Data entries
________________________________________
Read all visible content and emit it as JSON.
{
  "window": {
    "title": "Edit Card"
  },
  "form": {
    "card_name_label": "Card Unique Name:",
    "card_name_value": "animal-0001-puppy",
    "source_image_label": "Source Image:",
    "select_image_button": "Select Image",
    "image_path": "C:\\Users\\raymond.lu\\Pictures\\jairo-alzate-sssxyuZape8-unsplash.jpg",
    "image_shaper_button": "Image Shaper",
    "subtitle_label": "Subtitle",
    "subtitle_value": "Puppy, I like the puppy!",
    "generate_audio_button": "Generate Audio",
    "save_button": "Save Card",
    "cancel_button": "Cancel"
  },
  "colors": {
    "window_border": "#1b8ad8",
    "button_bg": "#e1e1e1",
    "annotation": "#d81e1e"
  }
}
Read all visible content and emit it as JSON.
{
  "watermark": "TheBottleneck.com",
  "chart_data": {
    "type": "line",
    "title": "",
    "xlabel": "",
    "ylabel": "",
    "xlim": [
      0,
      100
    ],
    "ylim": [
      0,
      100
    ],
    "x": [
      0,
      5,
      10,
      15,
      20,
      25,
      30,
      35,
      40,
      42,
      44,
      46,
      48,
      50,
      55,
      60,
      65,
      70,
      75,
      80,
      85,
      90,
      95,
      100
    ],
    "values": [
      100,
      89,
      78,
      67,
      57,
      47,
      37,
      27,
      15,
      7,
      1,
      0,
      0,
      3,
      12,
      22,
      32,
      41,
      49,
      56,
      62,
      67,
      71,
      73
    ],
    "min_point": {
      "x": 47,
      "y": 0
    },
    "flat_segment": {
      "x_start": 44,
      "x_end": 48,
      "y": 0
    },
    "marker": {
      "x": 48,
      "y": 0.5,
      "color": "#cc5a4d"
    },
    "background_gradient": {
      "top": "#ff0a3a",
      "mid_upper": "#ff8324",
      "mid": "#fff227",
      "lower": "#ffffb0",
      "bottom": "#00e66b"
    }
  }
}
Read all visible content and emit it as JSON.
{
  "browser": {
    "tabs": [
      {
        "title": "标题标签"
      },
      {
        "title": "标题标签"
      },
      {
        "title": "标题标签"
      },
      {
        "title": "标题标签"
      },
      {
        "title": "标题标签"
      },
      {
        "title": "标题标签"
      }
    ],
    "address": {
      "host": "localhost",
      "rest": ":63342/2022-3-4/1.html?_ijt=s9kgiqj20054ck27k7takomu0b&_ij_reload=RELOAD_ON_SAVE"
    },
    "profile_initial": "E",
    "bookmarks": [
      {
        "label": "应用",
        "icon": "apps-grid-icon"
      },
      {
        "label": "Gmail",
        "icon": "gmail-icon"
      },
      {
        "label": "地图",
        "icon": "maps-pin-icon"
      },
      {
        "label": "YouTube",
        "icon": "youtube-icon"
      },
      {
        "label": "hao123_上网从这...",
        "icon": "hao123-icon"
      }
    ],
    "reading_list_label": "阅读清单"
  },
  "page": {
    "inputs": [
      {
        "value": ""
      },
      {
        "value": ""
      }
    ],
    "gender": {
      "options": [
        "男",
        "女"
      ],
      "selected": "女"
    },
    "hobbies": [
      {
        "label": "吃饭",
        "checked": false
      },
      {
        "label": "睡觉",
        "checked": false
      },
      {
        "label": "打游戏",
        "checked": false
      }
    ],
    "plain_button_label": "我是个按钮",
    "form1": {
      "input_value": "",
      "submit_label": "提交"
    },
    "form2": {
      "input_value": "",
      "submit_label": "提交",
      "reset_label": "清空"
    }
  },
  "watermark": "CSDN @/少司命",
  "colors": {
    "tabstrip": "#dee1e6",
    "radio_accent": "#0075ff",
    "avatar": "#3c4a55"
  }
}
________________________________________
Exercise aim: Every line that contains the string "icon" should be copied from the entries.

Result of the exercise:
        "icon": "apps-grid-icon"
        "icon": "gmail-icon"
        "icon": "maps-pin-icon"
        "icon": "youtube-icon"
        "icon": "hao123-icon"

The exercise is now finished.